### What you have to do
Return each entry below without any alteration.

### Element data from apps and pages
━━━━━━━━━━━━━━━━
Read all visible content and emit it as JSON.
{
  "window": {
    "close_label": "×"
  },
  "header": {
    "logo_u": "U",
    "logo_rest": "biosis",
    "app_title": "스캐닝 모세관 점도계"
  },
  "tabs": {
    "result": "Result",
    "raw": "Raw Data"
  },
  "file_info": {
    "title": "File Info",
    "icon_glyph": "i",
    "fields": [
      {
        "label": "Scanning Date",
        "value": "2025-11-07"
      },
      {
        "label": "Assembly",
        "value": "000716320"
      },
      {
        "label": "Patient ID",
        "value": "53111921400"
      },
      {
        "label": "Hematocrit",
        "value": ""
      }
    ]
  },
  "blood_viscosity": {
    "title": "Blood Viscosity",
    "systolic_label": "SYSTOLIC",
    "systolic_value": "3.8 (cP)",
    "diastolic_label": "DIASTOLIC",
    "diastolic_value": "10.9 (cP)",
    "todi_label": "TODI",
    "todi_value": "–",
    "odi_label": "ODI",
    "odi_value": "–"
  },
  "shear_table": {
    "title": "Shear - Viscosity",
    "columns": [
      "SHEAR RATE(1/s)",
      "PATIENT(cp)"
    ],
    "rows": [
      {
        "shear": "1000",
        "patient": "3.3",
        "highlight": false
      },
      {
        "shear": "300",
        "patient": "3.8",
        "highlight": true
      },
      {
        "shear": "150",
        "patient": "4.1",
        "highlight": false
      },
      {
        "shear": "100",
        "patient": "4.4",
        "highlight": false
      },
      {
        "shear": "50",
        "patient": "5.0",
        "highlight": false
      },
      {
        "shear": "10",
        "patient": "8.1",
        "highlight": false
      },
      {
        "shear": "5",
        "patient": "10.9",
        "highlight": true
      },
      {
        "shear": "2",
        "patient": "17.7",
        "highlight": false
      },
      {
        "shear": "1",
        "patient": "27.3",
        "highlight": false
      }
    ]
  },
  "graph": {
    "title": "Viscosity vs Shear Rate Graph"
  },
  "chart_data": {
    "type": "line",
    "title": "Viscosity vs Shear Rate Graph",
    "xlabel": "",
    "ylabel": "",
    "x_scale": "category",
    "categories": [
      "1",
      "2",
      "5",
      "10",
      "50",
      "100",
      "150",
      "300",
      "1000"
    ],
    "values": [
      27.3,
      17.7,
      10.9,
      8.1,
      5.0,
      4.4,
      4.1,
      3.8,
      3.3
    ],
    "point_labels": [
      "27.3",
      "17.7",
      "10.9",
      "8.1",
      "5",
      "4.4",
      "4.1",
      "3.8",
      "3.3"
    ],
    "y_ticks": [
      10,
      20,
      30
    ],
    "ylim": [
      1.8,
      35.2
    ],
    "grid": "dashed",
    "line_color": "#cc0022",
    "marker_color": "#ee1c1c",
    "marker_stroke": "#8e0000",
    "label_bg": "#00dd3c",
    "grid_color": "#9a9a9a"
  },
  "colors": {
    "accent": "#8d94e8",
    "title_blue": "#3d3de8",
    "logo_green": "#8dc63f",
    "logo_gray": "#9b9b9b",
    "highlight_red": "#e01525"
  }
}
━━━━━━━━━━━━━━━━
### Answer below
Read all visible content and emit it as JSON.
{
  "window": {
    "close_label": "×"
  },
  "header": {
    "logo_u": "U",
    "logo_rest": "biosis",
    "app_title": "스캐닝 모세관 점도계"
  },
  "tabs": {
    "result": "Result",
    "raw": "Raw Data"
  },
  "file_info": {
    "title": "File Info",
    "icon_glyph": "i",
    "fields": [
      {
        "label": "Scanning Date",
        "value": "2025-11-07"
      },
      {
        "label": "Assembly",
        "value": "000716320"
      },
      {
        "label": "Patient ID",
        "value": "53111921400"
      },
      {
        "label": "Hematocrit",
        "value": ""
      }
    ]
  },
  "blood_viscosity": {
    "title": "Blood Viscosity",
    "systolic_label": "SYSTOLIC",
    "systolic_value": "3.8 (cP)",
    "diastolic_label": "DIASTOLIC",
    "diastolic_value": "10.9 (cP)",
    "todi_label": "TODI",
    "todi_value": "–",
    "odi_label": "ODI",
    "odi_value": "–"
  },
  "shear_table": {
    "title": "Shear - Viscosity",
    "columns": [
      "SHEAR RATE(1/s)",
      "PATIENT(cp)"
    ],
    "rows": [
      {
        "shear": "1000",
        "patient": "3.3",
        "highlight": false
      },
      {
        "shear": "300",
        "patient": "3.8",
        "highlight": true
      },
      {
        "shear": "150",
        "patient": "4.1",
        "highlight": false
      },
      {
        "shear": "100",
        "patient": "4.4",
        "highlight": false
      },
      {
        "shear": "50",
        "patient": "5.0",
        "highlight": false
      },
      {
        "shear": "10",
        "patient": "8.1",
        "highlight": false
      },
      {
        "shear": "5",
        "patient": "10.9",
        "highlight": true
      },
      {
        "shear": "2",
        "patient": "17.7",
        "highlight": false
      },
      {
        "shear": "1",
        "patient": "27.3",
        "highlight": false
      }
    ]
  },
  "graph": {
    "title": "Viscosity vs Shear Rate Graph"
  },
  "chart_data": {
    "type": "line",
    "title": "Viscosity vs Shear Rate Graph",
    "xlabel": "",
    "ylabel": "",
    "x_scale": "category",
    "categories": [
      "1",
      "2",
      "5",
      "10",
      "50",
      "100",
      "150",
      "300",
      "1000"
    ],
    "values": [
      27.3,
      17.7,
      10.9,
      8.1,
      5.0,
      4.4,
      4.1,
      3.8,
      3.3
    ],
    "point_labels": [
      "27.3",
      "17.7",
      "10.9",
      "8.1",
      "5",
      "4.4",
      "4.1",
      "3.8",
      "3.3"
    ],
    "y_ticks": [
      10,
      20,
      30
    ],
    "ylim": [
      1.8,
      35.2
    ],
    "grid": "dashed",
    "line_color": "#cc0022",
    "marker_color": "#ee1c1c",
    "marker_stroke": "#8e0000",
    "label_bg": "#00dd3c",
    "grid_color": "#9a9a9a"
  },
  "colors": {
    "accent": "#8d94e8",
    "title_blue": "#3d3de8",
    "logo_green": "#8dc63f",
    "logo_gray": "#9b9b9b",
    "highlight_red": "#e01525"
  }
}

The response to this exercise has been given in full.